Ramos threw a simulated inning on Wednesday morning in which he threw roughly 25 pitches and said he has not felt any more discomfort in his right calf, which forced the Marlins to limit his workload before the spring schedule began. Ramos threw his first simulated inning of the spring this past Sunday.
“I wasn’t as sharp as I’d hoped to be, but it’s only my second game throwing to live hitting,” Ramos said. “But I felt healthy and that’s the most important part right now.”
Ramos signed a one-year, $3.4 million contract in January following a season in which he posted 32 saves in 38 opportunities. Ramos was tabbed the team’s closer last May following Steve Cishek’s early-season struggles.
Ramos, 29, finished the season with a 2.30 ERA and 87 strikeouts over 70 1/3 innings pitched with a 1.01 WHIP. He held opponents to a .184 batting average.
“The biggest thing is laying the foundation and having him ready to compete,” Mattingly said. “You want him to be at a point where the arm is strong and ready.”

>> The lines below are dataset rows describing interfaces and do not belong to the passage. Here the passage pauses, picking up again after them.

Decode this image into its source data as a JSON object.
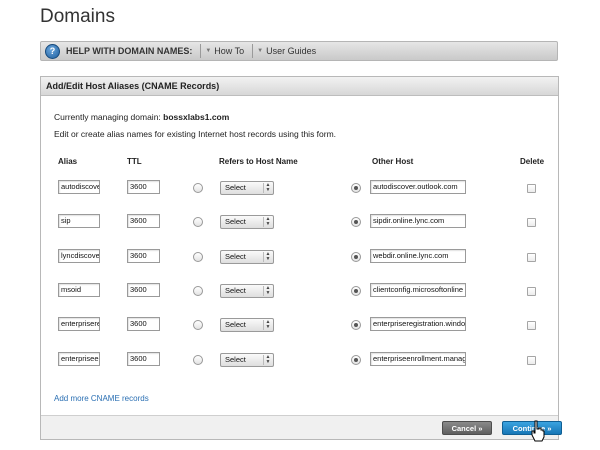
{
  "page": {
    "title": "Domains"
  },
  "help_bar": {
    "icon": "?",
    "label": "HELP WITH DOMAIN NAMES:",
    "links": [
      "How To",
      "User Guides"
    ]
  },
  "panel": {
    "title": "Add/Edit Host Aliases (CNAME Records)",
    "managing_label": "Currently managing domain:",
    "managing_domain": "bossxlabs1.com",
    "description": "Edit or create alias names for existing Internet host records using this form.",
    "columns": {
      "alias": "Alias",
      "ttl": "TTL",
      "refers": "Refers to Host Name",
      "other": "Other Host",
      "delete": "Delete"
    },
    "rows": [
      {
        "alias": "autodiscover",
        "ttl": "3600",
        "select": "Select",
        "other_host": "autodiscover.outlook.com"
      },
      {
        "alias": "sip",
        "ttl": "3600",
        "select": "Select",
        "other_host": "sipdir.online.lync.com"
      },
      {
        "alias": "lyncdiscover",
        "ttl": "3600",
        "select": "Select",
        "other_host": "webdir.online.lync.com"
      },
      {
        "alias": "msoid",
        "ttl": "3600",
        "select": "Select",
        "other_host": "clientconfig.microsoftonline"
      },
      {
        "alias": "enterpriseregistration",
        "ttl": "3600",
        "select": "Select",
        "other_host": "enterpriseregistration.windows"
      },
      {
        "alias": "enterpriseenrollment",
        "ttl": "3600",
        "select": "Select",
        "other_host": "enterpriseenrollment.manage"
      }
    ],
    "add_more": "Add more CNAME records",
    "cancel_label": "Cancel »",
    "continue_label": "Continue »"
  },
  "colors": {
    "link": "#2a6fb3",
    "continue": "#1676b6",
    "cancel": "#6e6e6e"
  }
}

With his role seemingly secure barring any further setbacks, the Marlins are continuing to work with their younger arms to line up the back end of the bullpen setting up Ramos.
Bryan Morris has the most experience with three-plus seasons pitching in major league bullpens, but righties Kyle Barraclough and Brian Ellington each pitched late last season. All three have the kind of stuff, along with veteran lefty Mike Dunn, to make a promising bridge from starter to closer this upcoming season.
“We have guys that will make up for not having Carter, but it obviously makes it easier to have a guy like that in the bullpen,” Ramos said. “Someone like [Capps] you play off of them. If he comes out there electric, it makes me want to go out there and do the same thing. But I’ll watch guys like Barraclough, Ellington, Dunn or Morris do the same thing.”
Adam Conley pitched 2 2/3 scoreless innings and picked up the win in the Marlins’ 5-3 victory over the Cardinals.
In Conley’s second start of the spring, he surrendered one hit on an infield single to Brandon Moss, and one walk to Matt Holliday.
Reigning NL batting champion Dee Gordon picked up his first hit of the spring in the third inning, breaking an 0-for-10 stretch.
Thursday: Marlins RHP Jose Urena vs. Braves RHP Bud Norris, 1:05 p.m., Jupiter.
Friday: Marlins RHP Jarred Cosart vs. Twins RHP Kyle Gibson, 1:05 p.m., Fort Myers.